When Christmastime rolls around each year, folks like to watch the same handful of films to get them in the yuletide spirit. Christmas movies, it turns out, are their own category, and some movies are favorites among quite a lot of people.
On this list are “A Christmas Story,” which is a tale of a youngster growing up in Ohio who pines for a BB gun; “Elf,” the story of a human who grew up with Santa Claus; “Christmas Vacation,” starring Chevy Chase, Beverly D’Angelo, and Randy Quaid.
Star Wars’ Christmas Tale
There is no “official” Christmas story for the “Star Trek” franchise. This might seem odd to some, especially since the competition has its own Christmas special, although George Lucas tried to make it disappear. The “Star Wars Holiday Special” aired in 1978 on CBS and has never been officially available on VHS, DVD, or Blu-ray disc. It is available on YouTube, and Disney+ will be showing some of the better parts of the special.
It might be because Trek creator Gene Roddenberry was not a religious person. The Hollywood Reporter said that Roddenberry was a “secular humanist.” On “Star Trek,” there were not a whole lot of references to the religions of Earth, with Chakotay’s spirituality being a big exception. Trek visited many worlds and experienced other religions, including the Vulcan, Bajoran, Klingon, and others. “Star Trek: Discovery” poked a toe into Earth religion in Season 2’s “New Eden,” but just a tiny bit.

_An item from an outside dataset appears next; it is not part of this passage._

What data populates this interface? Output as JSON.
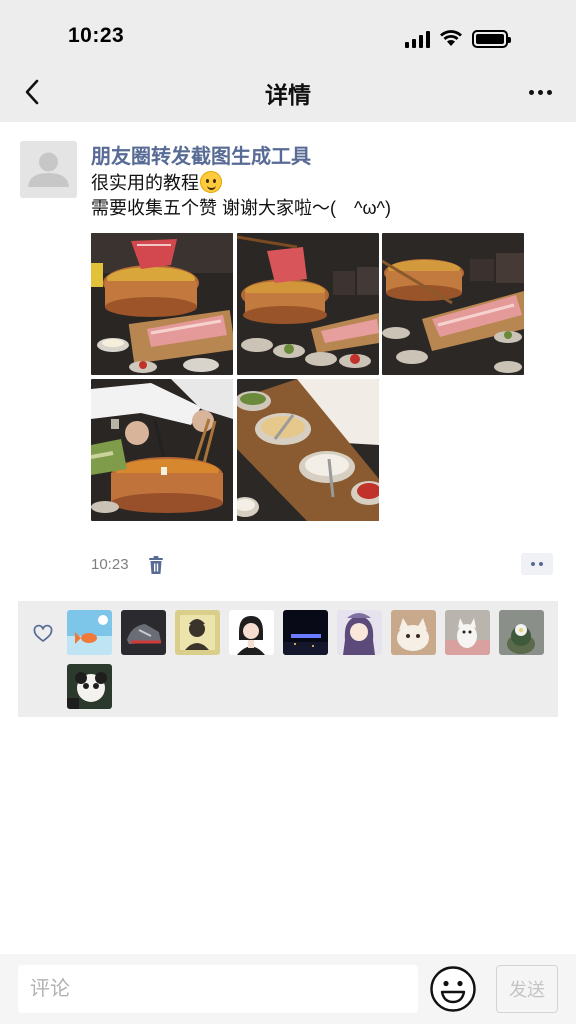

The most significant Christmas scene in Trek might be when Jean-Luc Picard experiences what he might have had in the Nexus. This was a scene in “Star Trek: Generations” and lasted for just a few minutes.
Christmas on ‘Generations’
Some argue that the most significant Christmas episode in Trek history was aired in 1994, and it was called “All Good Things….” This was the two-part series finale for “The Next Generation,” which saw Picard face Q for the final time on the show. He jumped between timelines to save humanity. It was written by Brannon Braga and Ronald D. Moore.
Yes, this is the same episode — which so many have pointed out — inspired the Marvel mega-hit, “Avengers Endgame.” Marvel’s Kevin Feige even admitted that he was influenced by Trek and “All Good Things…” which he said was “one of the best series finales ever.”
However, reviewers on IMDB noted that “All Good Things…” must have had some inspiration from Charles Dickens’s “A Christmas Carol.” Others compared Picard to Ebeneezer Scrooge, both played by Patrick Stewart. A 1999 version of “A Christmas Carol” starred Stewart and is available to stream on Hulu.
How ‘A Christmas Carol’ is like ‘All Good Things…’
In “A Christmas Carol,” Scrooge is visited by three spirits, who take him to the past, present, and future. Each trip shows Scrooge something different and how his actions have affected others. Most of the time, Scrooge’s actions negatively affect others in his life thanks to his greed and selfishness. By the end of his days, he is a crotchety old man, running a firm with a single employee. He has no life, and no one loves him.
The Spirit of Christmas Future showed Scrooge a look at what he could expect (a gravestone) unless he changed his ways. After the visit with the spirits, Scrooge started right away — he gave his employee a raise and mended fences with his nephew. He turned up at an annual Christmas party his nephew always invited him to and apologized to all. He also said:
“I will honor Christmas in my heart and try to keep it all the year. I will live in the Past, the Present, and the Future. The Spirits of all Three shall strive within me. I will not shut out the lessons that they teach.”
Sir Patrick as Scrooge
In “All Good Things…” Picard is ‘Scrooge,’ facing three crises in three specific times — the present, future, and past. There were not three spirits haunting Picard. He just got visited by Q (John de Lancie) instead. And the stakes for Picard were much higher than they were for Scrooge. If Picard failed, all of humanity would perish.
In the end, Picard succeeded in solving the puzzle, and Q admitted that he’d done well for “a second.” Picard, like Scrooge, joined a party to which he’d always been invited. This was Riker’s poker game.
Braga told Yahoo! that the tie-in with “A Christmas Carol” was deliberate.
“Writing the characters in each timeline was a little bit different, and it was just a really exquisite device to kind of do a Christmas Carol-type episode with a sci-fi twist,” he said in a 2014 interview.